How are abyssal plains formed?
How is a continental slope formed quizlet?
How is the continental slope formed? They are formed when muddy sediments are washed away or scraped off of the top of the continental plate. The structure then becomes unstable. When the edge becomes unstable, the sediments slough off and forms a continental slope.
Where is the continental rise quizlet?
A steep underwater slope that reaches from the edge of the continental shelf to the continental rise. What is a continental rise? The transition between a continental slope and an abyssal plain that slopes gently.
What are continental shelves quizlet?
continental shelf. the sloping shelf of land,consisting of the edges of the continents under the ocean.
How are active continental margins formed?
What animals live in the continental slope?
Different Slope Communities
Dover sole, sablefish, and rockfish (fig. 4) have this type of life history; however, most species living deeper, such as rattails, deep-sea soles, and slickheads, have young that live in the same depths as adults.
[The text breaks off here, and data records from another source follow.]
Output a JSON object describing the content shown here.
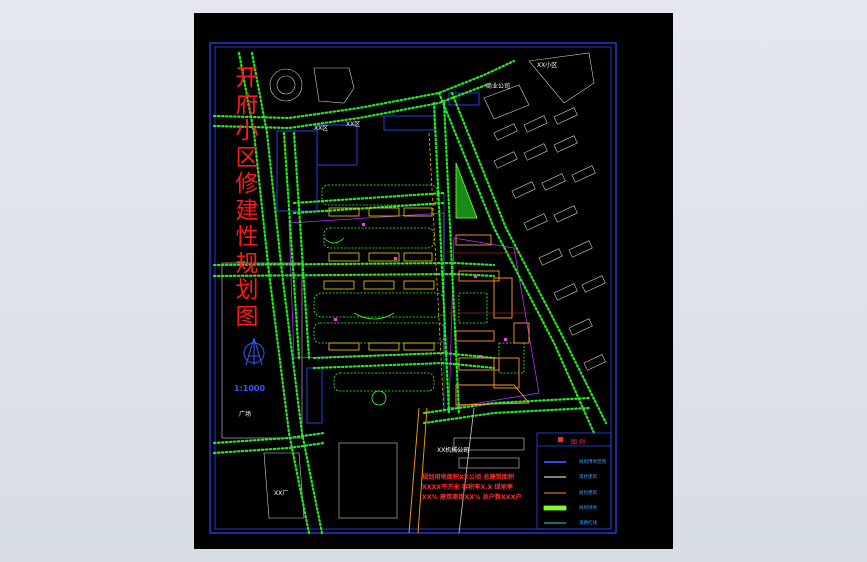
{
  "title_chars": [
    "开",
    "府",
    "小",
    "区",
    "修",
    "建",
    "性",
    "规",
    "划",
    "图"
  ],
  "scale": "1:1000",
  "labels": {
    "top_right": "XX小区",
    "top_mid": "商业公司",
    "plaza": "广场",
    "factory": "XX机械公司",
    "left_block": "XX厂",
    "top_left_a": "XX区",
    "top_left_b": "XX区"
  },
  "note": "规划用地面积XX公顷 总建筑面积XXXX平方米 容积率X.X 绿地率XX% 建筑密度XX% 总户数XXX户",
  "legend": {
    "title": "图 例",
    "items": [
      {
        "label": "规划用地范围",
        "color": "#2a46ff"
      },
      {
        "label": "现状建筑",
        "color": "#ffffff"
      },
      {
        "label": "规划建筑",
        "color": "#ff9a2a"
      },
      {
        "label": "规划绿地",
        "color": "#7dff2a"
      },
      {
        "label": "道路红线",
        "color": "#00e0ff"
      }
    ]
  },
  "colors": {
    "background": "#000000",
    "frame": "#2a46ff",
    "road_green": "#26e626",
    "title_red": "#ff1a1a"
  }
}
Relatively few species occur at all or most depths on the Continental Slope.
How does the continental slope and continental rise differ from each other?
The continental rise on a passive continental margin is a zone of sediment deposition on slopes that are typically between 1 : 50 and 1 : 500 and occurs beyond the steeper continental slope, which is commonly incised by canyons. The continental rise consists principally of submarine fans.
What is the continental slope of the Pacific ocean?
Why is the continental slope considered to be the boundary of continents?
The continental slope is the transitional region connecting the continental shelf and the ocean basin. … The continental crust (30km) is thicker than oceanic crust (7-10km), thus continental slope is considered to be the boundary of continents.
How are trenches formed?
How are abyssal plains formed quizlet?
How are abyssal plains formed? Abyssal plains are deep, extremely flat features of the ocean floor. They are formed as sediments from coastal regions are transported far out to sea and settle to the ocean floor, and as materials from the water column above settle to the bottom.
How are hydrothermal vents formed?
What forces control the shape of the continental shelf A continental slope a continental rise?
Sediments typically control the shape of the continental slopes. A continental rise is the sediment that forms the gentle transition from the outer (lower) edge of the continental slope and the abyssal plain.
What marks the true edge of a continent?
The continental slope marks the true edge of the continent, where the rock that makes up the continent stops and the rock of the ocean floor begins. Beyond this slope is the abyssal plain (C), a smooth and nearly flat area of the ocean floor.
What is the flat vast deep sea ocean floor called?
What is continental rise quizlet?
continental rise. gently sloping accumulation of sediments deposited by a turbidity current at the foot of a continental margin. abyssal plain. smooth, flat part of the seafloor covered with muddy sediments and sedimentary rocks that extends seaward from the continental margin. deep-sea trench.
What are the two types of continental margins?
How are submarine canyons formed?
How can you best describe the continental shelf?
What are the three primary agents that act to deposit sediments which may eventually become sedimentary rocks?
Sedimentary rocks are formed on or near the Earth’s surface, in contrast to metamorphic and igneous rocks, which are formed deep within the Earth. The most important geological processes that lead to the creation of sedimentary rocks are erosion, weathering, dissolution, precipitation, and lithification.
What is the most prominent feature on the ocean floor?
oceanic ridge system
Individually, ocean ridges are the largest features in ocean basins. Collectively, the oceanic ridge system is the most prominent feature on Earth’s surface after the continents and the ocean basins themselves.
What separates the continental shelf from the continental slope?